"The health of our economy is inextricably linked to the health of our people," Whitmer said during her address Wednesday night. "Effectively rebuilding our economy this year requires that we protect public health. That hurdle is cleared easier and quicker if we work together."

As of Wednesday, the state has reported 554,237 confirmed cases and 14,411 deaths linked to the virus. But 463,106 residents are considered recovered.

Michigan saw a surge in cases in November that spurred Whitmer's administration to suspend indoor dining at restaurants, in-person instruction at high schools and other businesses, like movie theaters. Since then, infection rates have dropped, and the administration has lifted many of the restrictions.

Senate Majority Leader Mike Shirkey talks to reporters on Sept. 11, 2019.

In recent weeks, Michigan has reported fewer new COVID-19 cases per population than neighboring states that have weaker restrictions in place, according to data from the Centers for Disease Control and Prevention.

On Feb. 1, indoor dining at restaurants is scheduled to resume with a 25% capacity limit and a 10 p.m. curfew.

Wentworth said the Feb. 1 reopening plan is "not set in stone" and restaurant owners are concerned the date will change.

"That right there is reckless," Wentworth said of the looming uncertainty facing business owners.

The state needs clarity on what the expectations are and to trust people to follow them, Shirkey said.

House Republicans are also pushing for in-person instruction at Michigan schools. Many Michigan schools are offering in-person instruction this month, but some have remained fully virtual since March.

On Wednesday, House Republicans proposed tying some school funding to in-person instruction relaunching by Feb. 15.

"Our goal is to get kids in the classroom as fast as possible. I think incentivizing that will help schools speed that up," Wentworth said.

The governor has encouraged schools to offer in-person instruction by March 1.

Amid the disagreements, the Michigan Senate blocked 13 of Whitmer's appointees on Wednesday while Republicans pushed for more influence on the state's COVID-19 response. Shirkey didn't rule out more appointment rejections in the future.

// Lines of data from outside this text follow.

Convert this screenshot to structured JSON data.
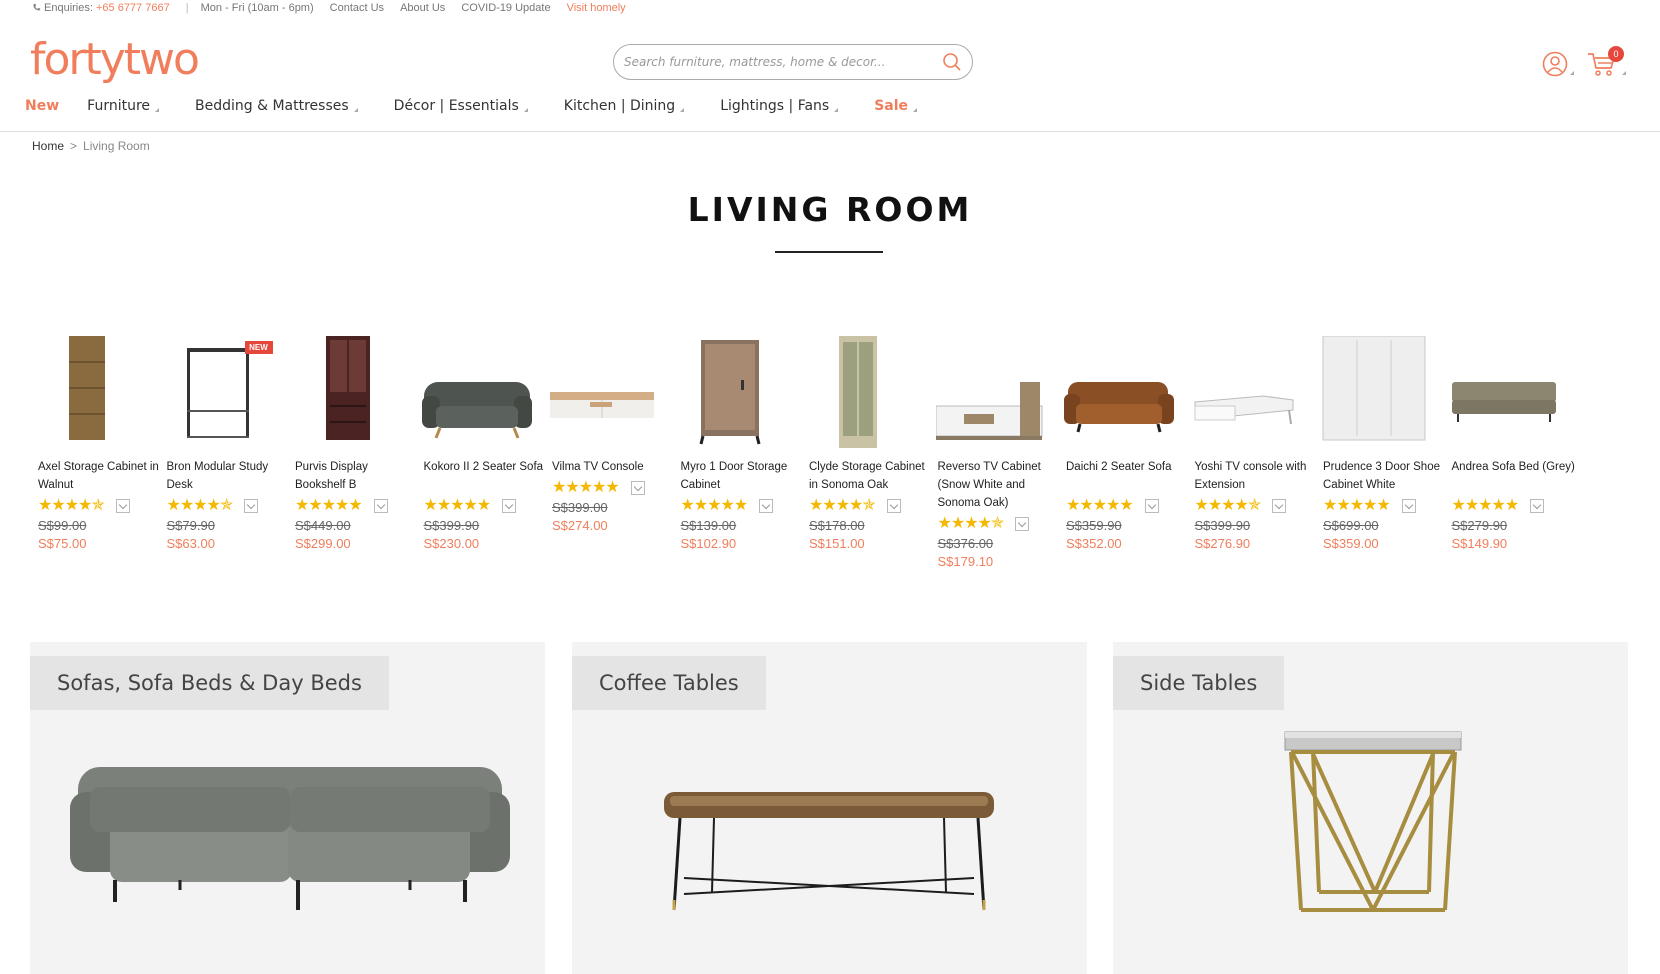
{
  "topbar": {
    "enquiries_label": "Enquiries:",
    "phone": "+65 6777 7667",
    "hours": "Mon - Fri (10am - 6pm)",
    "links": [
      "Contact Us",
      "About Us",
      "COVID-19 Update"
    ],
    "visit": "Visit homely"
  },
  "header": {
    "logo": "fortytwo",
    "search_placeholder": "Search furniture, mattress, home & decor...",
    "cart_count": "0"
  },
  "nav": {
    "items": [
      "New",
      "Furniture",
      "Bedding & Mattresses",
      "Décor | Essentials",
      "Kitchen | Dining",
      "Lightings | Fans",
      "Sale"
    ]
  },
  "breadcrumb": {
    "home": "Home",
    "separator": ">",
    "current": "Living Room"
  },
  "page_title": "LIVING ROOM",
  "products": [
    {
      "name": "Axel Storage Cabinet in Walnut",
      "old_price": "S$99.00",
      "new_price": "S$75.00",
      "rating": 4.5,
      "badge": ""
    },
    {
      "name": "Bron Modular Study Desk",
      "old_price": "S$79.90",
      "new_price": "S$63.00",
      "rating": 4.5,
      "badge": "NEW"
    },
    {
      "name": "Purvis Display Bookshelf B",
      "old_price": "S$449.00",
      "new_price": "S$299.00",
      "rating": 5,
      "badge": ""
    },
    {
      "name": "Kokoro II 2 Seater Sofa",
      "old_price": "S$399.90",
      "new_price": "S$230.00",
      "rating": 5,
      "badge": ""
    },
    {
      "name": "Vilma TV Console",
      "old_price": "S$399.00",
      "new_price": "S$274.00",
      "rating": 5,
      "badge": ""
    },
    {
      "name": "Myro 1 Door Storage Cabinet",
      "old_price": "S$139.00",
      "new_price": "S$102.90",
      "rating": 5,
      "badge": ""
    },
    {
      "name": "Clyde Storage Cabinet in Sonoma Oak",
      "old_price": "S$178.00",
      "new_price": "S$151.00",
      "rating": 4.5,
      "badge": ""
    },
    {
      "name": "Reverso TV Cabinet (Snow White and Sonoma Oak)",
      "old_price": "S$376.00",
      "new_price": "S$179.10",
      "rating": 4.5,
      "badge": ""
    },
    {
      "name": "Daichi 2 Seater Sofa",
      "old_price": "S$359.90",
      "new_price": "S$352.00",
      "rating": 5,
      "badge": ""
    },
    {
      "name": "Yoshi TV console with Extension",
      "old_price": "S$399.90",
      "new_price": "S$276.90",
      "rating": 4.5,
      "badge": ""
    },
    {
      "name": "Prudence 3 Door Shoe Cabinet White",
      "old_price": "S$699.00",
      "new_price": "S$359.00",
      "rating": 5,
      "badge": ""
    },
    {
      "name": "Andrea Sofa Bed (Grey)",
      "old_price": "S$279.90",
      "new_price": "S$149.90",
      "rating": 5,
      "badge": ""
    }
  ],
  "categories": [
    "Sofas, Sofa Beds & Day Beds",
    "Coffee Tables",
    "Side Tables"
  ],
  "colors": {
    "accent": "#f07e5c",
    "star": "#f5b800",
    "badge_red": "#e5473b"
  }
}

"Until this governor stops acting unilaterally and invests in and encourages and invites in the Legislature to be part of most of these decisions, not all but many, then we're relegated to using the tools that are available to us through our constitution and our statutes," he said.